Facebook Twitter

Clinton, get ready for ‘fast’ life

SHARE Clinton, get ready for ‘fast’ life

My fear that President Clinton's return to "private" life will not be a pretty thing was confirmed by a recent photo of the chief executive gorging at a Michigan McDonald's.

"You know, it was a regular thing of mine when I was a private citizen, so maybe I'll do it some more now," said Clinton between bites of crispy chicken sandwich and French fries.

If Clinton has as much trouble becoming a "normal" private citizen as he had being a "normal" president, we are in for a rough ride.

The first thing Clinton has to realize is that he does not have to make up for eight years of fast-food avoidance during his first two weeks out of office. A bloated, 300-pound ex-president waddling back and forth from McDonald's to Burger King will do little to rehabilitate his image as a man of huge, uncontrollable appetites.

Clinton also needs to have some sympathy for the majority of Americans who go to McDonald's not because they like the food but because it is fast. Regular visits by Clinton, a phalanx of Secret Service agents, handlers and media in tow, can only lead to slower service and hard feelings. The average American can forgive Clinton for his affair, but they have little patience with someone who stands between them and their Big Mac.

The soon-to-be-ex-president may also have trouble wrapping his mind around the fact that he will be expected to pay for his food.
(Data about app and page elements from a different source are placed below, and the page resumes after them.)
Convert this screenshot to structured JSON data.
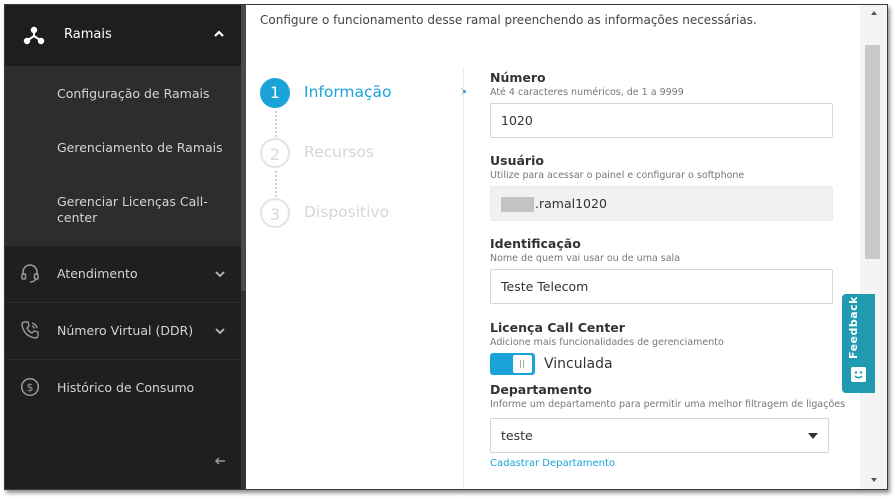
{
  "sidebar": {
    "section": {
      "label": "Ramais",
      "icon": "network-nodes-icon",
      "state": "expanded"
    },
    "subitems": [
      {
        "label": "Configuração de Ramais"
      },
      {
        "label": "Gerenciamento de Ramais"
      },
      {
        "label": "Gerenciar Licenças Call-center"
      }
    ],
    "items": [
      {
        "label": "Atendimento",
        "icon": "headset-icon"
      },
      {
        "label": "Número Virtual (DDR)",
        "icon": "phone-icon"
      },
      {
        "label": "Histórico de Consumo",
        "icon": "dollar-circle-icon"
      }
    ],
    "collapse_icon": "arrow-left-icon"
  },
  "content": {
    "intro": "Configure o funcionamento desse ramal preenchendo as informações necessárias."
  },
  "steps": [
    {
      "number": "1",
      "label": "Informação",
      "state": "active"
    },
    {
      "number": "2",
      "label": "Recursos",
      "state": "inactive"
    },
    {
      "number": "3",
      "label": "Dispositivo",
      "state": "inactive"
    }
  ],
  "form": {
    "numero": {
      "label": "Número",
      "help": "Até 4 caracteres numéricos, de 1 a 9999",
      "value": "1020"
    },
    "usuario": {
      "label": "Usuário",
      "help": "Utilize para acessar o painel e configurar o softphone",
      "value": ".ramal1020"
    },
    "identificacao": {
      "label": "Identificação",
      "help": "Nome de quem vai usar ou de uma sala",
      "value": "Teste Telecom"
    },
    "licenca": {
      "label": "Licença Call Center",
      "help": "Adicione mais funcionalidades de gerenciamento",
      "toggle_label": "Vinculada",
      "enabled": true
    },
    "departamento": {
      "label": "Departamento",
      "help": "Informe um departamento para permitir uma melhor filtragem de ligações",
      "value": "teste",
      "link": "Cadastrar Departamento"
    }
  },
  "feedback": {
    "label": "Feedback"
  },
  "colors": {
    "accent": "#1aa3d8",
    "sidebar": "#262626",
    "feedback": "#1f9ab0"
  }
}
Presidents are not accustomed to paying for things themselves and seldom carry any money. Clinton may want to refamiliarize himself with the concept of "cash."
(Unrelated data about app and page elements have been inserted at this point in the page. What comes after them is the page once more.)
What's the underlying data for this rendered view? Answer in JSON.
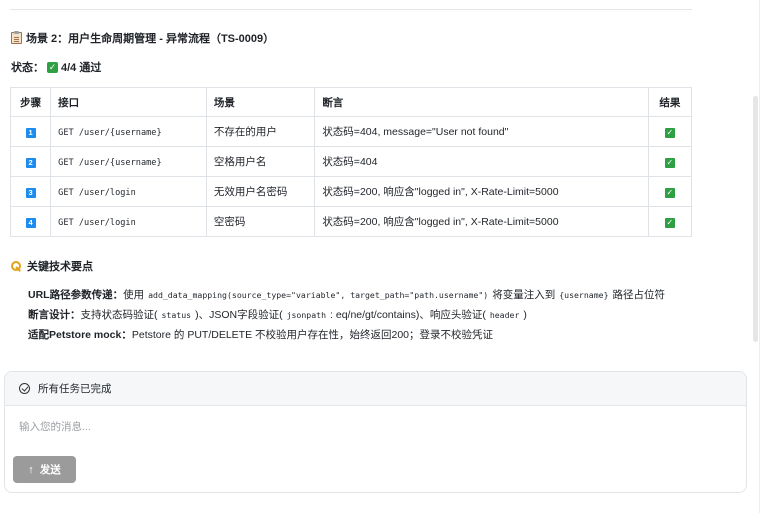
{
  "scenario": {
    "title": "场景 2：用户生命周期管理 - 异常流程（TS-0009）",
    "status_label": "状态：",
    "status_value": "4/4 通过"
  },
  "table": {
    "headers": [
      "步骤",
      "接口",
      "场景",
      "断言",
      "结果"
    ],
    "rows": [
      {
        "step": "1",
        "api": "GET /user/{username}",
        "scene": "不存在的用户",
        "assertion": "状态码=404, message=\"User not found\"",
        "result": "passed"
      },
      {
        "step": "2",
        "api": "GET /user/{username}",
        "scene": "空格用户名",
        "assertion": "状态码=404",
        "result": "passed"
      },
      {
        "step": "3",
        "api": "GET /user/login",
        "scene": "无效用户名密码",
        "assertion": "状态码=200, 响应含\"logged in\", X-Rate-Limit=5000",
        "result": "passed"
      },
      {
        "step": "4",
        "api": "GET /user/login",
        "scene": "空密码",
        "assertion": "状态码=200, 响应含\"logged in\", X-Rate-Limit=5000",
        "result": "passed"
      }
    ]
  },
  "key_points": {
    "heading": "关键技术要点",
    "items": [
      {
        "label": "URL路径参数传递：",
        "text1": "使用",
        "code1": "add_data_mapping(source_type=\"variable\", target_path=\"path.username\")",
        "text2": "将变量注入到",
        "code2": "{username}",
        "text3": "路径占位符"
      },
      {
        "label": "断言设计：",
        "text1": "支持状态码验证(",
        "code1": "status",
        "text2": ")、JSON字段验证(",
        "code2": "jsonpath",
        "text3": ": eq/ne/gt/contains)、响应头验证(",
        "code3": "header",
        "text4": ")"
      },
      {
        "label": "适配Petstore mock：",
        "text1": "Petstore 的 PUT/DELETE 不校验用户存在性，始终返回200；登录不校验凭证"
      }
    ]
  },
  "chat": {
    "header": "所有任务已完成",
    "input_placeholder": "输入您的消息...",
    "input_value": "",
    "send_label": "发送"
  },
  "icons": {
    "scenario": "clipboard-icon",
    "status": "check-box-icon",
    "key_points": "key-icon",
    "chat_header": "circle-check-icon",
    "send": "arrow-up-icon"
  },
  "colors": {
    "success": "#2ea043",
    "step_badge": "#1d8cf0",
    "send_button": "#9b9b9b",
    "key_icon": "#e3a316"
  }
}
If and when Clinton gets too fat to fit through the door of a fast-food restaurant, he will be forced to order at the drive-through, something that presents its own set of problems. The cashier will come on the intercom and ask, totally unbidden, if the ex-president would like to order a "value meal." It is also possible that the cashier is asking the ex-president if he would like to order a "fat blue seal," the fidelity of drive-through intercoms being somewhat less than perfect.

Here, the president's experience with foreign leaders and their multitude of languages will be put to the test. If Clinton, upon arriving home, opens his bag and finds a quivering blob of seal blubber instead of a Quarter-Pounder with cheese, he'll better understand why his Camp David peace talks never panned out.
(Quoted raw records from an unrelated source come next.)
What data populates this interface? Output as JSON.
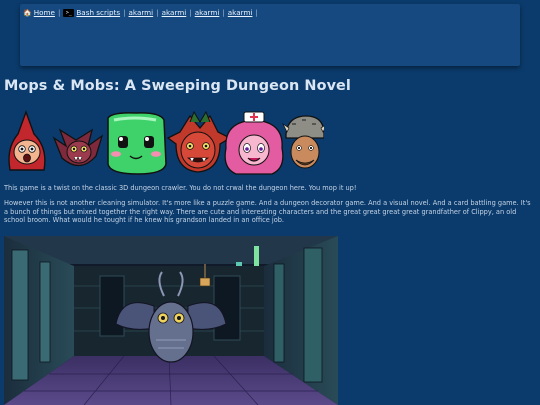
{
  "nav": {
    "home_label": "Home",
    "bash_label": "Bash scripts",
    "crumbs": [
      "akarmi",
      "akarmi",
      "akarmi",
      "akarmi"
    ],
    "separator": "|"
  },
  "page": {
    "title": "Mops & Mobs: A Sweeping Dungeon Novel",
    "para1": "This game is a twist on the classic 3D dungeon crawler. You do not crwal the dungeon here. You mop it up!",
    "para2": "However this is not another cleaning simulator. It's more like a puzzle game. And a dungeon decorator game. And a visual novel. And a card battling game. It's a bunch of things but mixed together the right way. There are cute and interesting characters and the great great great great grandfather of Clippy, an old school broom. What would he tought if he knew his grandson landed in an office job."
  },
  "colors": {
    "background": "#0b3b6c",
    "topbar": "#15497f",
    "title": "#dbe6f3"
  },
  "icons": {
    "home": "home-icon",
    "bash": "terminal-icon"
  }
}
"If I'm going to be a (private) citizen again, I'm going to have to start getting used to it," Clinton said while posing for pictures behind the Michigan McDonald's counter with wife, Hillary, and daughter Chelsea.

So will we, Mr. President. So will we.


David Grimes is a columnist for the Herald-Tribune in Sarasota, Fla.